## Your task
Could you copy every record exactly, leaving the pictures behind?

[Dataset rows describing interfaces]
- - -
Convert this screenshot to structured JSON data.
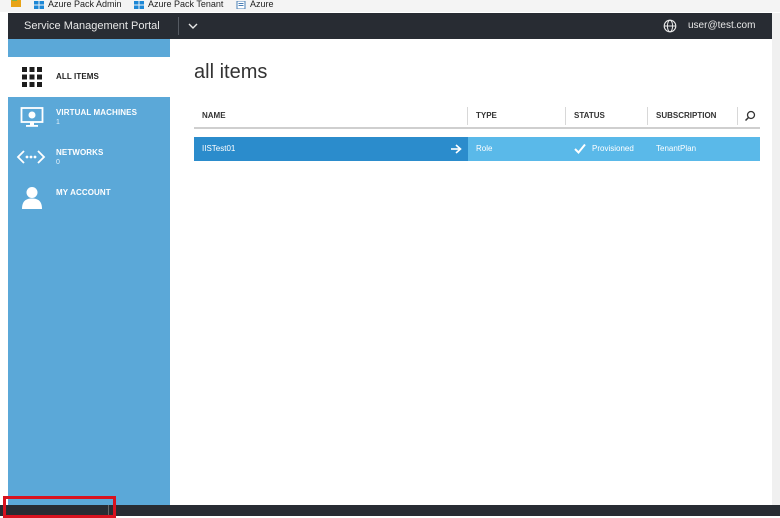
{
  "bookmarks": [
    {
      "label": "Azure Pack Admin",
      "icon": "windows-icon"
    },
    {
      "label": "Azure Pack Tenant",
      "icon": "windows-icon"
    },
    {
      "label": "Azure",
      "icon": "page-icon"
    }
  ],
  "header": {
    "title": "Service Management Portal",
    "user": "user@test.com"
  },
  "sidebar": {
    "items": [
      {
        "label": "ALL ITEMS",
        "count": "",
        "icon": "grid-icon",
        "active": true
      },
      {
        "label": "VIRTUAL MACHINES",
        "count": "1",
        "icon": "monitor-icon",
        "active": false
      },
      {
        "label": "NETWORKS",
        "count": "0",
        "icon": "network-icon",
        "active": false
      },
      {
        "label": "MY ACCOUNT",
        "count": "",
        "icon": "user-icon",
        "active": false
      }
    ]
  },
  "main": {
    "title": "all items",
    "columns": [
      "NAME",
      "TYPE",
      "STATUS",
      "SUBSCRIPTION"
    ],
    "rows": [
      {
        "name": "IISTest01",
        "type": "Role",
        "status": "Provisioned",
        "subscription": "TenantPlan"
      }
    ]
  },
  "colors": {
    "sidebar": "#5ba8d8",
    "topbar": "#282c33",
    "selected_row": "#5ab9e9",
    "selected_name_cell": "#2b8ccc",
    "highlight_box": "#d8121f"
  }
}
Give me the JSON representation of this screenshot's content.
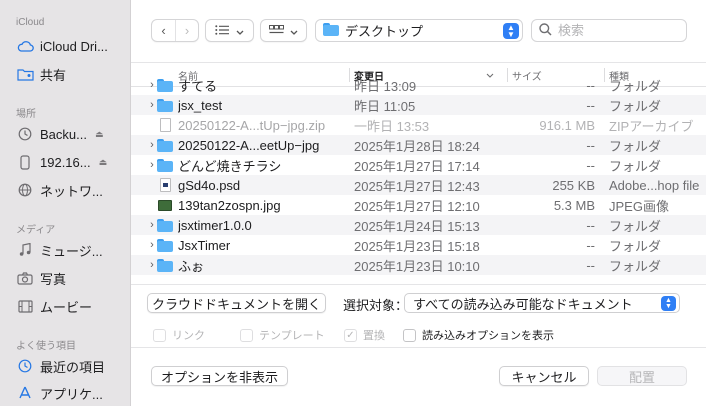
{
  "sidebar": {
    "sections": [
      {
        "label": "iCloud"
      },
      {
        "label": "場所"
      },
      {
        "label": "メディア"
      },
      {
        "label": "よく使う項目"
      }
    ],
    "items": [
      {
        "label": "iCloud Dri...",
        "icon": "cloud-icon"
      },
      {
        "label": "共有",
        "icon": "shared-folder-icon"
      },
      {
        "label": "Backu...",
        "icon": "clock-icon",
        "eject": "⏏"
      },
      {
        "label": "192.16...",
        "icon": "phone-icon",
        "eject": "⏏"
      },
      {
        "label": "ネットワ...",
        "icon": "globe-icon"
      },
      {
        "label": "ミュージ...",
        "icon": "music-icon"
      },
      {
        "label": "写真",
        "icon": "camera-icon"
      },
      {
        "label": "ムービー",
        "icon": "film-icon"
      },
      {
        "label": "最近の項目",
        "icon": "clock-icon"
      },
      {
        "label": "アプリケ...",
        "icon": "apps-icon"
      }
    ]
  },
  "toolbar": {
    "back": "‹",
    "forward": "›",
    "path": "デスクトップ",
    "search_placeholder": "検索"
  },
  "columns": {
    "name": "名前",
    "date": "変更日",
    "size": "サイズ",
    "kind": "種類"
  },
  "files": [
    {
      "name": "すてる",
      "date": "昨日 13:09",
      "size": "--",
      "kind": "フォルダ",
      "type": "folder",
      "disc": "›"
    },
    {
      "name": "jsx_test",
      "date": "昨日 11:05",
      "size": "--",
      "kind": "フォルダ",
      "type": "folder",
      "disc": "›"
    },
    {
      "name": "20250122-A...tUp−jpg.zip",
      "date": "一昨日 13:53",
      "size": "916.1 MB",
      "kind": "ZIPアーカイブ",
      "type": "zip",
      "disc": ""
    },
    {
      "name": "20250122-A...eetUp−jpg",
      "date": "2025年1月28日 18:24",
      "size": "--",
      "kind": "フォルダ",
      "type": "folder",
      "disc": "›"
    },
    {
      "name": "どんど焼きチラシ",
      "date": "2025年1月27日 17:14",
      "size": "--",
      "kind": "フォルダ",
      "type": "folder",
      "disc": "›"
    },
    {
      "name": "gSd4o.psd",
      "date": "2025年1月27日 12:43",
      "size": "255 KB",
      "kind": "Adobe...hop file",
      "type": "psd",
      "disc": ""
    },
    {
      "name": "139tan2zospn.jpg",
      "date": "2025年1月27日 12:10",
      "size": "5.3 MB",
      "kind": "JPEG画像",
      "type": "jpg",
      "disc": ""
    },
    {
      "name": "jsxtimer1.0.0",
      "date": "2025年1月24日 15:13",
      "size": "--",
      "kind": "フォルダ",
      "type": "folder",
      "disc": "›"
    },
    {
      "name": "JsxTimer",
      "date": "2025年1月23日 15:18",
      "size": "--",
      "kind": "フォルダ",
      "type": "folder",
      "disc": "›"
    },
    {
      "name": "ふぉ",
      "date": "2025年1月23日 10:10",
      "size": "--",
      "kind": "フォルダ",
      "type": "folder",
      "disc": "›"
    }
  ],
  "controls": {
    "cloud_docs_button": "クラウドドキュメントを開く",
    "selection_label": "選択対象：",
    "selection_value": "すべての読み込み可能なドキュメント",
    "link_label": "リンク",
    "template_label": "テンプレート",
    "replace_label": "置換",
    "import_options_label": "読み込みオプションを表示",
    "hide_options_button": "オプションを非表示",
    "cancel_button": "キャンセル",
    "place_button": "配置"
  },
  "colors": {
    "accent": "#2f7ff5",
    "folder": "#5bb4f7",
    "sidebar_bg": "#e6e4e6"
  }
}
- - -
## Exercise solution
Convert this screenshot to structured JSON data.
{
  "bookmarks": [
    {
      "label": "Azure Pack Admin",
      "icon": "windows-icon"
    },
    {
      "label": "Azure Pack Tenant",
      "icon": "windows-icon"
    },
    {
      "label": "Azure",
      "icon": "page-icon"
    }
  ],
  "header": {
    "title": "Service Management Portal",
    "user": "user@test.com"
  },
  "sidebar": {
    "items": [
      {
        "label": "ALL ITEMS",
        "count": "",
        "icon": "grid-icon",
        "active": true
      },
      {
        "label": "VIRTUAL MACHINES",
        "count": "1",
        "icon": "monitor-icon",
        "active": false
      },
      {
        "label": "NETWORKS",
        "count": "0",
        "icon": "network-icon",
        "active": false
      },
      {
        "label": "MY ACCOUNT",
        "count": "",
        "icon": "user-icon",
        "active": false
      }
    ]
  },
  "main": {
    "title": "all items",
    "columns": [
      "NAME",
      "TYPE",
      "STATUS",
      "SUBSCRIPTION"
    ],
    "rows": [
      {
        "name": "IISTest01",
        "type": "Role",
        "status": "Provisioned",
        "subscription": "TenantPlan"
      }
    ]
  },
  "colors": {
    "sidebar": "#5ba8d8",
    "topbar": "#282c33",
    "selected_row": "#5ab9e9",
    "selected_name_cell": "#2b8ccc",
    "highlight_box": "#d8121f"
  }
}
Give me the JSON representation of this screenshot's content.
{
  "sidebar": {
    "sections": [
      {
        "label": "iCloud"
      },
      {
        "label": "場所"
      },
      {
        "label": "メディア"
      },
      {
        "label": "よく使う項目"
      }
    ],
    "items": [
      {
        "label": "iCloud Dri...",
        "icon": "cloud-icon"
      },
      {
        "label": "共有",
        "icon": "shared-folder-icon"
      },
      {
        "label": "Backu...",
        "icon": "clock-icon",
        "eject": "⏏"
      },
      {
        "label": "192.16...",
        "icon": "phone-icon",
        "eject": "⏏"
      },
      {
        "label": "ネットワ...",
        "icon": "globe-icon"
      },
      {
        "label": "ミュージ...",
        "icon": "music-icon"
      },
      {
        "label": "写真",
        "icon": "camera-icon"
      },
      {
        "label": "ムービー",
        "icon": "film-icon"
      },
      {
        "label": "最近の項目",
        "icon": "clock-icon"
      },
      {
        "label": "アプリケ...",
        "icon": "apps-icon"
      }
    ]
  },
  "toolbar": {
    "back": "‹",
    "forward": "›",
    "path": "デスクトップ",
    "search_placeholder": "検索"
  },
  "columns": {
    "name": "名前",
    "date": "変更日",
    "size": "サイズ",
    "kind": "種類"
  },
  "files": [
    {
      "name": "すてる",
      "date": "昨日 13:09",
      "size": "--",
      "kind": "フォルダ",
      "type": "folder",
      "disc": "›"
    },
    {
      "name": "jsx_test",
      "date": "昨日 11:05",
      "size": "--",
      "kind": "フォルダ",
      "type": "folder",
      "disc": "›"
    },
    {
      "name": "20250122-A...tUp−jpg.zip",
      "date": "一昨日 13:53",
      "size": "916.1 MB",
      "kind": "ZIPアーカイブ",
      "type": "zip",
      "disc": ""
    },
    {
      "name": "20250122-A...eetUp−jpg",
      "date": "2025年1月28日 18:24",
      "size": "--",
      "kind": "フォルダ",
      "type": "folder",
      "disc": "›"
    },
    {
      "name": "どんど焼きチラシ",
      "date": "2025年1月27日 17:14",
      "size": "--",
      "kind": "フォルダ",
      "type": "folder",
      "disc": "›"
    },
    {
      "name": "gSd4o.psd",
      "date": "2025年1月27日 12:43",
      "size": "255 KB",
      "kind": "Adobe...hop file",
      "type": "psd",
      "disc": ""
    },
    {
      "name": "139tan2zospn.jpg",
      "date": "2025年1月27日 12:10",
      "size": "5.3 MB",
      "kind": "JPEG画像",
      "type": "jpg",
      "disc": ""
    },
    {
      "name": "jsxtimer1.0.0",
      "date": "2025年1月24日 15:13",
      "size": "--",
      "kind": "フォルダ",
      "type": "folder",
      "disc": "›"
    },
    {
      "name": "JsxTimer",
      "date": "2025年1月23日 15:18",
      "size": "--",
      "kind": "フォルダ",
      "type": "folder",
      "disc": "›"
    },
    {
      "name": "ふぉ",
      "date": "2025年1月23日 10:10",
      "size": "--",
      "kind": "フォルダ",
      "type": "folder",
      "disc": "›"
    }
  ],
  "controls": {
    "cloud_docs_button": "クラウドドキュメントを開く",
    "selection_label": "選択対象：",
    "selection_value": "すべての読み込み可能なドキュメント",
    "link_label": "リンク",
    "template_label": "テンプレート",
    "replace_label": "置換",
    "import_options_label": "読み込みオプションを表示",
    "hide_options_button": "オプションを非表示",
    "cancel_button": "キャンセル",
    "place_button": "配置"
  },
  "colors": {
    "accent": "#2f7ff5",
    "folder": "#5bb4f7",
    "sidebar_bg": "#e6e4e6"
  }
}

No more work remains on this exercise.